Upon her insistence, she returned again for another follow-up less than a week later.
"This time, the nurse was even colder as she quickly got the job done and left me crying alone in the office," said Wansbrough.
She was assured her period would come back within two weeks, but it didn't happen. At that point, it had been over a month since she discovered she was pregnant.
"The panic and anxiousness I felt at this point was overwhelming. I felt I was drowning and people were just shrugging, indifferent, unsympathetic. I was hysterical, shaking."
After repeated calls to his office, she spoke to the doctor again, and he suggested she get an ultrasound. He said he'd book it, but another week later, she heard nothing from the hospital. She says she called him multiple times a day, but received no response. Finally, she got ahold of him, and they found a time for an ultrasound.
At that point, it had been nearly two months since she discovered she was pregnant. Other than online articles, she had no support from anyone, leaving her depressed and isolated.
During the ultrasound, Wansbrough found out the fetus was not growing, but she had leftover uterine lining that needed to be expelled. If she didn't get her period soon, then they'd have to perform a Dilation and Curettage — a procedure that risks miscarriage in the future.
"Still, the relief I felt was staggering," she said. "There wasn't a fetus growing inside of me. I finally had clear knowledge of what was happening inside my body."
A couple of days later, Wansbrough got her period. Painful cramps coursed through her; she took an extra strength Tylenol as the doctor recommended.
"I was wearing a tampon at the time when all of sudden the power of a contraction pushed the tampon out and blood splattered all over the floor."
With every contraction, she lost pools of blood and clumps from inside her body.
"There was constant pain but at every 60 second mark I felt the most pain I have felt in my life. I couldn't cry, I could barely moan. It left me breathless," she said.
She said if she had lost any more blood, she would've felt too unsafe to stay in her home any longer.
Eventually, the contractions subsided, and Wansbrough's two-month saga ended. She has never revealed the name of the doctor who prescribed the pills, because she feels more access to abortion services is better, even though her experience was gruelling, painful and riddled with anxiety.
Wansbrough, as well as others in the pro-choice community, are adamant that the problem isn't medical abortions: it's that everything must be done in secret, out of fear for political and social ramifications from the Prince Edward Island government or the anti-abortion community.

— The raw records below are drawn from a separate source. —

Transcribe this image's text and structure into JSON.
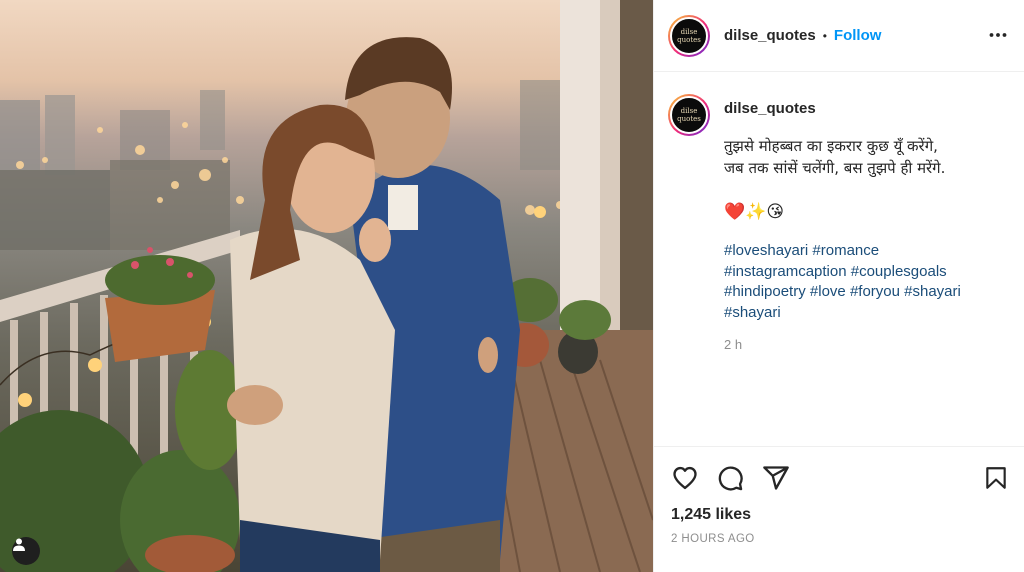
{
  "post": {
    "username": "dilse_quotes",
    "follow_label": "Follow",
    "separator": "•",
    "avatar_text_top": "dilse",
    "avatar_text_bottom": "quotes",
    "caption_line1": "तुझसे मोहब्बत का इकरार कुछ यूँ करेंगे,",
    "caption_line2": "जब तक सांसें चलेंगी, बस तुझपे ही मरेंगे.",
    "caption_emojis": "❤️✨😘",
    "hashtags": [
      "#loveshayari",
      "#romance",
      "#instagramcaption",
      "#couplesgoals",
      "#hindipoetry",
      "#love",
      "#foryou",
      "#shayari",
      "#shayari"
    ],
    "caption_time": "2 h",
    "likes": "1,245 likes",
    "posted_time": "2 HOURS AGO"
  },
  "icons": {
    "more": "more-horizontal-icon",
    "like": "heart-icon",
    "comment": "comment-icon",
    "share": "send-icon",
    "save": "bookmark-icon",
    "photo_tag": "user-tag-icon"
  },
  "colors": {
    "accent": "#0095f6",
    "hashtag": "#1b4d79",
    "muted": "#8e8e8e",
    "text": "#262626"
  }
}
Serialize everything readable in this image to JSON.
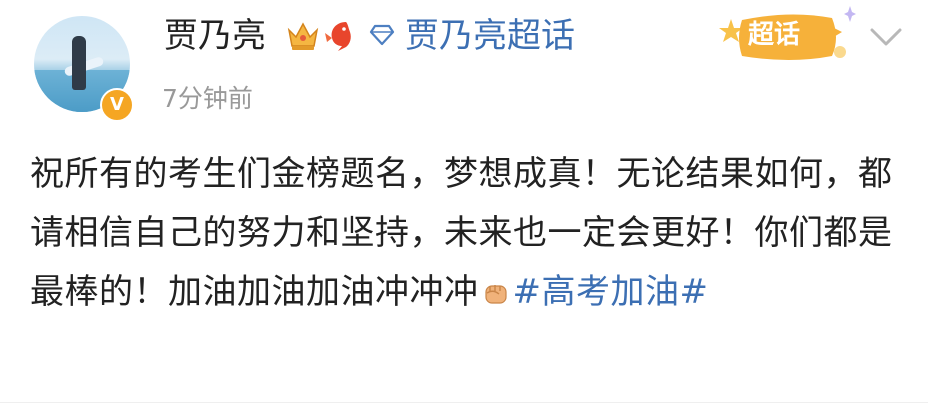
{
  "post": {
    "username": "贾乃亮",
    "topic_link": "贾乃亮超话",
    "timestamp": "7分钟前",
    "supertopic_badge": "超话",
    "verified_badge": "V",
    "body_text": "祝所有的考生们金榜题名，梦想成真！无论结果如何，都请相信自己的努力和坚持，未来也一定会更好！你们都是最棒的！加油加油加油冲冲冲",
    "hashtag": "#高考加油#"
  },
  "icons": {
    "crown": "crown-icon",
    "fish": "koi-fish-icon",
    "diamond": "diamond-icon",
    "fist": "fist-emoji-icon",
    "chevron": "chevron-down-icon",
    "verified": "verified-v-icon"
  },
  "colors": {
    "link_blue": "#3c6fb3",
    "text": "#222222",
    "timestamp_gray": "#999999",
    "badge_orange": "#f5a623"
  }
}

University of PEI psychology professor Colleen MacQuarrie has been researching how women have been affected by the province's abortion policies since 2011.
"I had hoped that we were past that now," she told VICE News in reaction to what happened to Cudmore.
If the doctor's reservations were moral, they would have been moot, argued MacQuarrie, because the fetus wouldn't have been viable when Cudmore was being treated.
"I think that he was ill-prepared to deal with a medical abortion gone wrong."
In his statement to the local newspaper, PEI Health Minister Doug Currie said while he was initially highly concerned about Cudmore's case, he has since been "reassured that the standard quality of care was followed and I continue to be even more motivated to work with stakeholders to continue to remove current barriers that are facing Island women that are looking to access this service."
In an open letter, the PEI Abortion Rights Network outlined suggestions, including establishing local, dedicated clinic days for women seeking abortion care.
"First and foremost, anything that gives women a better range of options for reproductive care is beneficial overall," said MacQuarrie.
"But it's like any kind of technology ... If it isn't used appropriately, if it doesn't have the right kind of support, then there can be harm."
Follow Kate McKenna on Twitter @katemckenna8